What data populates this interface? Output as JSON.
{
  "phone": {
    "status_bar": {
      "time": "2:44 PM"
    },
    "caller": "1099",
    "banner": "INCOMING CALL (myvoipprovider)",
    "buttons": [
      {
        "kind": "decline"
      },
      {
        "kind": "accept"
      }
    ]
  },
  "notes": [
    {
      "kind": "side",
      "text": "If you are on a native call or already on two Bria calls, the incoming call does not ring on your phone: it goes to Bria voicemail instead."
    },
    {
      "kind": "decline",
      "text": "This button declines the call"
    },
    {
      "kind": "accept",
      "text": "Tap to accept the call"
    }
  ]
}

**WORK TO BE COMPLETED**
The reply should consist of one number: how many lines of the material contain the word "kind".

**TASK RESPONSE**
5